Frank: Well, it's going to be interesting to see how you keep that, what I call, "first take freshness." And I say that because I just came out of the studio after two days. And when you put great musicians in the studio — who, maybe, individually have done their homework in maybe duos and trios, and now you've got a quintet in the studio all of a sudden in the studio playing — man, there're things about the second take that are tighter or the third take where they really got the head or they really got this [or that], but [clicks his fingers three times] that "thing" is gone, ya know?
Bob: The spontaneity.
Frank: Yeah. May we talk about the compositions a little bit? One of 'em I really get a kick out of is "Funk Assembly."
Matt: Bob Bowen...
Bob: Yeah, it's... [Long pause.]
Frank: All right.
(Laughter all around.)
Matt: And the transcription is "dot-dot-dot-dot."
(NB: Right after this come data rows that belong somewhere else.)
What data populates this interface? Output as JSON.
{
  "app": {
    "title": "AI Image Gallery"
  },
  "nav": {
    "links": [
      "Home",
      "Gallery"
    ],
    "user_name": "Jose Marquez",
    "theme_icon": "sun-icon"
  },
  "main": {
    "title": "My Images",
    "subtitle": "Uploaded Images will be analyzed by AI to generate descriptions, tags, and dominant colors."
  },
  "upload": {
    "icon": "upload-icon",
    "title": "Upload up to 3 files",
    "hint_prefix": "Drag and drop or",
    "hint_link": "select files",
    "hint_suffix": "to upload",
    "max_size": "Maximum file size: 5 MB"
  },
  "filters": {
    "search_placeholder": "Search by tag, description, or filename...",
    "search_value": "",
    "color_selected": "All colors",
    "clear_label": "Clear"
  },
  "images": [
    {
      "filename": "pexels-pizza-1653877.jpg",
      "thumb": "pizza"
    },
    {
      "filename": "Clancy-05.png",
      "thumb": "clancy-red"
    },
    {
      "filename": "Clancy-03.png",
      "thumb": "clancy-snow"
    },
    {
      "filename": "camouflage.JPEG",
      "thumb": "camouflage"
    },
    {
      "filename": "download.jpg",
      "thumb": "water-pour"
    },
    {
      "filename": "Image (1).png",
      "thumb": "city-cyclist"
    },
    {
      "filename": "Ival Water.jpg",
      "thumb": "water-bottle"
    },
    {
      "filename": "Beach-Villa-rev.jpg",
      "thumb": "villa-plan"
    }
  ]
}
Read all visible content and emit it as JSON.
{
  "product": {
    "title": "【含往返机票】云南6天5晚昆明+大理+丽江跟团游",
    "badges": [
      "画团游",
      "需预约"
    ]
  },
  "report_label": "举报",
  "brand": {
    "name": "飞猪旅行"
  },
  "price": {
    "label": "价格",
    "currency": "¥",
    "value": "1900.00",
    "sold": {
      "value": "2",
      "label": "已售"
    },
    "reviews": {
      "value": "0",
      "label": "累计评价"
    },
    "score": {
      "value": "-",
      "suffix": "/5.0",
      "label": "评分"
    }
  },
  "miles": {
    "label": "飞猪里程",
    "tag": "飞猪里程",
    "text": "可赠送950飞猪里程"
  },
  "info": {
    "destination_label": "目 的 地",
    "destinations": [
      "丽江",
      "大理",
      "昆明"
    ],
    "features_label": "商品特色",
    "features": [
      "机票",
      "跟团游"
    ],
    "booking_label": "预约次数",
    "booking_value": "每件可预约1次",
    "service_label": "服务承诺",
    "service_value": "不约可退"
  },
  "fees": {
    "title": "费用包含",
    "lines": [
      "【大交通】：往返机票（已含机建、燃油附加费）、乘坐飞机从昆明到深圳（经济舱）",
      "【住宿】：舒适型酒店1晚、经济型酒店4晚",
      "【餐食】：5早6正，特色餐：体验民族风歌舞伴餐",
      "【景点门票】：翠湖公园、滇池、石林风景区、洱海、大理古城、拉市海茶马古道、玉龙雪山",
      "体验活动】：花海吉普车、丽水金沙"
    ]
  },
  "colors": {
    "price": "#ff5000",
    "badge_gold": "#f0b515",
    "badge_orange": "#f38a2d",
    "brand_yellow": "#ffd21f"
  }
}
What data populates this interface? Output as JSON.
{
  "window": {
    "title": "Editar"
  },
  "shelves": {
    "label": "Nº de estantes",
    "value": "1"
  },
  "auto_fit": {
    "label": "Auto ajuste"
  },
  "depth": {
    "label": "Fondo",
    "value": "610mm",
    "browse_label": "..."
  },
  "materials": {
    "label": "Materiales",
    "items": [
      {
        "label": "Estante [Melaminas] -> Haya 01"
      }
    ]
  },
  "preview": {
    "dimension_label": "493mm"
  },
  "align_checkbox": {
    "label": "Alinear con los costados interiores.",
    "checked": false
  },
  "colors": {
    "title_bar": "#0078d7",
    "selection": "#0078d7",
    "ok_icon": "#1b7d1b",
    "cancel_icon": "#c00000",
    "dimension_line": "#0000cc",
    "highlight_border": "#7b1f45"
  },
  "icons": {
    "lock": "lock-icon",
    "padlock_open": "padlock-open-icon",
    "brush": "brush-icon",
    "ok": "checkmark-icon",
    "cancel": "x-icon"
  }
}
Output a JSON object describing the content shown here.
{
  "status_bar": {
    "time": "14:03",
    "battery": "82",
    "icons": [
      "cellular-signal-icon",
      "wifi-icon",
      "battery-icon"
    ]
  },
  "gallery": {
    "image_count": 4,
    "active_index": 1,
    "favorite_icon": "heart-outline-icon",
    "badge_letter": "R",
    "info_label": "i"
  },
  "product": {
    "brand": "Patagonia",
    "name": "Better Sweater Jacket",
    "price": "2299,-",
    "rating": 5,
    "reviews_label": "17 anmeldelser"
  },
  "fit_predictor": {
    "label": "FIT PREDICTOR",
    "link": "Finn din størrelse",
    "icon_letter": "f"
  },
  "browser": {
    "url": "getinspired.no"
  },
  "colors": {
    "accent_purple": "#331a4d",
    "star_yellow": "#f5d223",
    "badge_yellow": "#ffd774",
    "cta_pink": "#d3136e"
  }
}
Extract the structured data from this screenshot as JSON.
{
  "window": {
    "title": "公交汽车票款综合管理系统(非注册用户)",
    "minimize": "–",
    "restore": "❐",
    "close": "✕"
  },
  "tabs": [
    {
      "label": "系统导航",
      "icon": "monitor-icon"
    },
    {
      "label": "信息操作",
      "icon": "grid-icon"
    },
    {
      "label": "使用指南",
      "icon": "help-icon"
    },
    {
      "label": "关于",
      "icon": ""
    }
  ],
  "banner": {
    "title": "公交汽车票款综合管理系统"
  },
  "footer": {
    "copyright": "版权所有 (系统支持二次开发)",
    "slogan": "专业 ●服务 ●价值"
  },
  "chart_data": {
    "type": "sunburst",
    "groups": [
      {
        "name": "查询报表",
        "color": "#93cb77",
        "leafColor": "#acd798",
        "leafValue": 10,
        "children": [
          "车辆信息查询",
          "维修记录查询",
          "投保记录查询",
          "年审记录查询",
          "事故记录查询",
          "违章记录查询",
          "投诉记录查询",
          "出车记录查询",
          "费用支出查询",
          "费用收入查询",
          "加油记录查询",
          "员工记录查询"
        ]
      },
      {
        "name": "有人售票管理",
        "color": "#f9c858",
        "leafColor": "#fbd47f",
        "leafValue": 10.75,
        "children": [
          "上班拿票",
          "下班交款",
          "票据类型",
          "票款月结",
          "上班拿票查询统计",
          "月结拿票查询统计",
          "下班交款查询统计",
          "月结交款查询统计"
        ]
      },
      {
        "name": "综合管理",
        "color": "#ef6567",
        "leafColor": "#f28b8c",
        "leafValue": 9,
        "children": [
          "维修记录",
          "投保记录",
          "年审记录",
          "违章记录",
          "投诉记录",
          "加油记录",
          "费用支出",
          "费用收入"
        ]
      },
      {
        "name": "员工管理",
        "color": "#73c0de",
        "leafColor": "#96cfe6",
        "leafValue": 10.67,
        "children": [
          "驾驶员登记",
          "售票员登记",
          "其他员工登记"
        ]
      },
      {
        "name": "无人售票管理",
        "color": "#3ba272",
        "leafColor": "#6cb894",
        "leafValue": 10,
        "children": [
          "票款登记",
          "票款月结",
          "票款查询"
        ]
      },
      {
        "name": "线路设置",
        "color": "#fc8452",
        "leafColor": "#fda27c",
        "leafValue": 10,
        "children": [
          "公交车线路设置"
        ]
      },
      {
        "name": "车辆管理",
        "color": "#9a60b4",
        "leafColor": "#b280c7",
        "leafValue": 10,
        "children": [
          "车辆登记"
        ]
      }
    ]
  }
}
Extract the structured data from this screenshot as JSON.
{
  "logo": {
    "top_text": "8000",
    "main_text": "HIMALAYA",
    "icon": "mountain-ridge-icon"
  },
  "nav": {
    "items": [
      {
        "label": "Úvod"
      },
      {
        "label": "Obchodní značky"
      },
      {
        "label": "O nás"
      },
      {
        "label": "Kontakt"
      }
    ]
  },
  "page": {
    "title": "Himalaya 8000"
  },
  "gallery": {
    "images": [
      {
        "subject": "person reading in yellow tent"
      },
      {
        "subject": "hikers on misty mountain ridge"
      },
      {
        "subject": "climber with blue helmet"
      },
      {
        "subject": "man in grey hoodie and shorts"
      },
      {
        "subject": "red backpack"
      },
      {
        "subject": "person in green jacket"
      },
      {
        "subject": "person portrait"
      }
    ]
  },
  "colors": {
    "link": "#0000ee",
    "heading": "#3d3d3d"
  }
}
Bob: I don't know what to say. I think part of the reason why I love playing with these guys and why they're so great is they're both wide open. We're not just talking about swing or Latin; we're talking about all sorts kinds of grooves and all sorts of kinds of feels and incorporating them and using the instruments that we have to be expressive in what ever kind of rhythmic feeling that we're talking about. I wrote that with that in mind. Just to have a new backbeat, you know, some kind of funky stuff happening.
Frank: Well, there's definitely from each of you — and if you look at your backgrounds — in addition to the linear thing and the color thing, there's definitely a rhythmic thing that's happening independently. It's kind of fun to listen to it bounce around and hit and deflect... There's a real thing going on.... There's a tune "S.A.D." — seasonal affective disorder, isn't it?
Matt: Is that a real disease?
Ohad: I think so.
Frank: Well, they claim that in the winter when you don't get enough light, you get depressed. They say take Vitamin D and sit under a "grow" lamp for twenty minutes a day.
Matt: Also doing that yoga breathing were you go "mmmm," and it buzzes that — no, it's for real — this gland you have that sunlight gets to (or something). It's supposed to help.
Frank: So, maybe in the next version of the tune, at a certain point you can all start going "mmmmm."
MOB: Mmmmm.... [Cackles all around.]
Matt: It's a really great thing to do; it's a really cheap buzz. I like it.
Ohad: It's cheaper than getting high.
Matt: It's my version.
Ohad: [Pause.] Nothin'. What about the tune?
Frank: I'm just curious about what the origin of it was?
Ohad: Aaammm. I don't remember how—
Frank: That's what I said, we don't have to talk about these. And some guys don't want to talk about—
Bob: — I think it's intriguing to talk about it.
Ohad: It's really a simple tune. It's a simple melody. It's based on four chords, and they just came out one day. It's one of the few tunes we actually play on the — maybe we didn't play on the —
Bob: — no, we did.
Matt: I did.
Frank: Someone had to interject some freedom in there.
Ohad: There were chords. Let's put it this way: there were chords involved, and ah... and ah... yeah!
Matt: Well, for me, the song is cool — and I told Ohad this just recently. I mean, I hear a lot of music and I get to play a lot of people's music, and I'm think — just every once in a while I'll be someplace (I think I was in Europe) — and, all of a sudden, that tune just came to my head.